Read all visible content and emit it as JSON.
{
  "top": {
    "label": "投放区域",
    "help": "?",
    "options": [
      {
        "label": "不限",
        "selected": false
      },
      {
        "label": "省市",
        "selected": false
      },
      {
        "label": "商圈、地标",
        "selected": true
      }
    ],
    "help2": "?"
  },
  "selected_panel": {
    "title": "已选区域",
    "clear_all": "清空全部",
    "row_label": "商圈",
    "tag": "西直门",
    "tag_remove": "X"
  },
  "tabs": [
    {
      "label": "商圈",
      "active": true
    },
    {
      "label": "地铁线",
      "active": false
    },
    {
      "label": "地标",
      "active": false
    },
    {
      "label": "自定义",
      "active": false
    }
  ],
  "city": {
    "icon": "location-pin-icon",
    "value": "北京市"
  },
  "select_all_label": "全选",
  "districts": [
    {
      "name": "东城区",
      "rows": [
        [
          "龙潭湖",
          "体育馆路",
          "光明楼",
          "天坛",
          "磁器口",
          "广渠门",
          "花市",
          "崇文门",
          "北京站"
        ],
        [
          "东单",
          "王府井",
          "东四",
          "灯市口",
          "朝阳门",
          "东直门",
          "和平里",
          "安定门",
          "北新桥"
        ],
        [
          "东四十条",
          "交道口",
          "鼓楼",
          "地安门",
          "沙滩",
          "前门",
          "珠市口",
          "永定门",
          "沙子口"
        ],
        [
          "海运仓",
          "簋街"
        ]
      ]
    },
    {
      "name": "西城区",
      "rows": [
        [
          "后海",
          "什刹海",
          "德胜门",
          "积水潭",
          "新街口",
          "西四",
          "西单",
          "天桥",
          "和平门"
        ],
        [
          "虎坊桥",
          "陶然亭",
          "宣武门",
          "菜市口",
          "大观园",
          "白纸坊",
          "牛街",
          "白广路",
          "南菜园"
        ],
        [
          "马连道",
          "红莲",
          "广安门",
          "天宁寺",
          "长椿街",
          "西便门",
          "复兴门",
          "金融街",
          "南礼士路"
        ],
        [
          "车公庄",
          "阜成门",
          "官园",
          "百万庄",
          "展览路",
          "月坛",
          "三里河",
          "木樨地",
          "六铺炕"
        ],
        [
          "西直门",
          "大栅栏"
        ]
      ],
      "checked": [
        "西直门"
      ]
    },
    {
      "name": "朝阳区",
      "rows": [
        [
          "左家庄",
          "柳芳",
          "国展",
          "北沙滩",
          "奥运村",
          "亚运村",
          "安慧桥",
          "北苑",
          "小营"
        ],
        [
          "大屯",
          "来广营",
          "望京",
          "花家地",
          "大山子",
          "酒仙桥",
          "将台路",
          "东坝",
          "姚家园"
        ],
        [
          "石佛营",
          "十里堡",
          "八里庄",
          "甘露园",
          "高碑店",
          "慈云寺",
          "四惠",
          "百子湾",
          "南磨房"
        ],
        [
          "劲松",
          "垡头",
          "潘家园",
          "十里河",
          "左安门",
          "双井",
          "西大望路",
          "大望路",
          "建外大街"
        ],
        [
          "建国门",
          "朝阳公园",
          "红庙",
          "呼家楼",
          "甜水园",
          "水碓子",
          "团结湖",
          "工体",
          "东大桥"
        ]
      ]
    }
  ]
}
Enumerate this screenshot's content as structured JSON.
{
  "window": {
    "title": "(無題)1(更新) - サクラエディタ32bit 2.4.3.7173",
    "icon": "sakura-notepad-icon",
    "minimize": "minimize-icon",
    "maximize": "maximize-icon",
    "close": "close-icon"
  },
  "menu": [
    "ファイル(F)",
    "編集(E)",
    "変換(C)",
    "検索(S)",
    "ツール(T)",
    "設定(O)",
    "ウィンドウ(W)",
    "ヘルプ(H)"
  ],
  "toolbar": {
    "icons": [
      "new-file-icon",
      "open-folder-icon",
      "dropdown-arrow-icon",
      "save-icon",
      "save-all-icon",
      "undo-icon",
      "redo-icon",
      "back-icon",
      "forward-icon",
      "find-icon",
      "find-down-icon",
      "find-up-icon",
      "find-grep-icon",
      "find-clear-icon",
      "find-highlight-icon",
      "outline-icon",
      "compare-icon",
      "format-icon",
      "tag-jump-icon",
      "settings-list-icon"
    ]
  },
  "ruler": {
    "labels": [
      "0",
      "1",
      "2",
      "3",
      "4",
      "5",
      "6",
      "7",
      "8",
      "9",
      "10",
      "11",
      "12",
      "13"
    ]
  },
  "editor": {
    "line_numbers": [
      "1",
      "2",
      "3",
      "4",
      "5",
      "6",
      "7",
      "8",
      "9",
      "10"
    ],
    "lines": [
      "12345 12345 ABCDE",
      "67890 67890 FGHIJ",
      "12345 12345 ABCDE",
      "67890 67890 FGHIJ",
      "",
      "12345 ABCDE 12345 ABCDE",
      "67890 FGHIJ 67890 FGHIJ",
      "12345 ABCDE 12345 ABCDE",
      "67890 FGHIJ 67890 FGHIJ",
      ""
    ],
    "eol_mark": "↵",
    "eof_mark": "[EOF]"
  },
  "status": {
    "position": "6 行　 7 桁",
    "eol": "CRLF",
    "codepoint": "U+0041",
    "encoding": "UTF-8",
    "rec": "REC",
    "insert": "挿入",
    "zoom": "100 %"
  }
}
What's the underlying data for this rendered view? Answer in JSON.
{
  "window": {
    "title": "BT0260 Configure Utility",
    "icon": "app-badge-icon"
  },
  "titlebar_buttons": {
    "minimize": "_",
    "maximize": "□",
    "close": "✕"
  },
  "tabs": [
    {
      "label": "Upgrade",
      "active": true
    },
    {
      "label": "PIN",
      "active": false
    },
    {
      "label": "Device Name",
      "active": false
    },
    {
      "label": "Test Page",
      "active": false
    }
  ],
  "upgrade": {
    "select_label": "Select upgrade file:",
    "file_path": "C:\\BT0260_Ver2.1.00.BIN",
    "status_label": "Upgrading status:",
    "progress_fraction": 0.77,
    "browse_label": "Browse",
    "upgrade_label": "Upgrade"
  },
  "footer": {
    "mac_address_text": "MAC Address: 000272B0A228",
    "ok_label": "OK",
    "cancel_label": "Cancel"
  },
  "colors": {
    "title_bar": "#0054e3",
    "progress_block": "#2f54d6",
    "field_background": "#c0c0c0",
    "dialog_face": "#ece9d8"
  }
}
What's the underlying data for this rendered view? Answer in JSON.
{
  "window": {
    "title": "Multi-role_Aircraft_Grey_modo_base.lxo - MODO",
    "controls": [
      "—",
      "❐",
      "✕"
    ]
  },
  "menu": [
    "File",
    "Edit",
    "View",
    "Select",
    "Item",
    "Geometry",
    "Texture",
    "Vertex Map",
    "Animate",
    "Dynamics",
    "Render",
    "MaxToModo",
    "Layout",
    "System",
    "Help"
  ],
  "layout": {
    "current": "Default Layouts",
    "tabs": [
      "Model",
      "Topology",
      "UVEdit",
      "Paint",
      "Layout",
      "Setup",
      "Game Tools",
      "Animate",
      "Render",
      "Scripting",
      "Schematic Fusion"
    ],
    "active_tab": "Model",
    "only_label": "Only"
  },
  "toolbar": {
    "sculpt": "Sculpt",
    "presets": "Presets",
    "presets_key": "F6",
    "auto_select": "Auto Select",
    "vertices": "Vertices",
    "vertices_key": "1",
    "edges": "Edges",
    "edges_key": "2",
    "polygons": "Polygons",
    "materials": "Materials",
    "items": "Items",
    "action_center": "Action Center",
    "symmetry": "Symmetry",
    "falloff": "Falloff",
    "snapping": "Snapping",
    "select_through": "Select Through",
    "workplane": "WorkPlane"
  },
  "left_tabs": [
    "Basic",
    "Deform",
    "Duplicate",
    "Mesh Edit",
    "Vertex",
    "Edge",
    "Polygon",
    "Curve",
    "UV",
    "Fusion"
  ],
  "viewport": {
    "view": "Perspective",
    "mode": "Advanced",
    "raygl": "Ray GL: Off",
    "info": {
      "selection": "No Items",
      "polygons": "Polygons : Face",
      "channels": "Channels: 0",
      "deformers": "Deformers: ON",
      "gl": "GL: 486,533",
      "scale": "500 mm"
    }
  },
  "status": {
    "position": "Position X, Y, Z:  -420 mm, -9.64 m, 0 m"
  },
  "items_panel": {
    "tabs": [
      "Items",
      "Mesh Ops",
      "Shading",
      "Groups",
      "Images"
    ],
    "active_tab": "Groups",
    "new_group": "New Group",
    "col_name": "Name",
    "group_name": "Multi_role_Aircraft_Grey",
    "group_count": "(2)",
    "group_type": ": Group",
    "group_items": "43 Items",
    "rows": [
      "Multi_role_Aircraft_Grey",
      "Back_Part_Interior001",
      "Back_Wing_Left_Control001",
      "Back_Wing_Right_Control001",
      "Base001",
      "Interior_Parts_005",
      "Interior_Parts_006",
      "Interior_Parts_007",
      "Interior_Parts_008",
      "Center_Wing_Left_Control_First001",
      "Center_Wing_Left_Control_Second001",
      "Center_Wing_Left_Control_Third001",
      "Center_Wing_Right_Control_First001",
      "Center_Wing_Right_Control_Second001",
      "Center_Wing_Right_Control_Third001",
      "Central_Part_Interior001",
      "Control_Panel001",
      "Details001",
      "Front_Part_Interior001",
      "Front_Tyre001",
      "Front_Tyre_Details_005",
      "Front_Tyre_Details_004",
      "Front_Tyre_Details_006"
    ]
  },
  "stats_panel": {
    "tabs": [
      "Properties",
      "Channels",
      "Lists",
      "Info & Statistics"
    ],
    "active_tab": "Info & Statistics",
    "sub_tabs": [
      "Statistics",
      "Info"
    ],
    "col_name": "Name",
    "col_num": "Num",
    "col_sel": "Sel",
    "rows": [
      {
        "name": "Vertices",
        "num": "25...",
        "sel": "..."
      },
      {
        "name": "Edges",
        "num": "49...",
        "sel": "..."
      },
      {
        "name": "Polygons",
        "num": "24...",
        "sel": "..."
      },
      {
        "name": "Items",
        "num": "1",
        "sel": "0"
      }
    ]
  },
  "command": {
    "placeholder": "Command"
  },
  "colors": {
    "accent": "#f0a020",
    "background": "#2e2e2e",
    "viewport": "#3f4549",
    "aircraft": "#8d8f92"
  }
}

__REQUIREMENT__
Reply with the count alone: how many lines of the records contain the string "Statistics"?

__ANSWER BOX__
3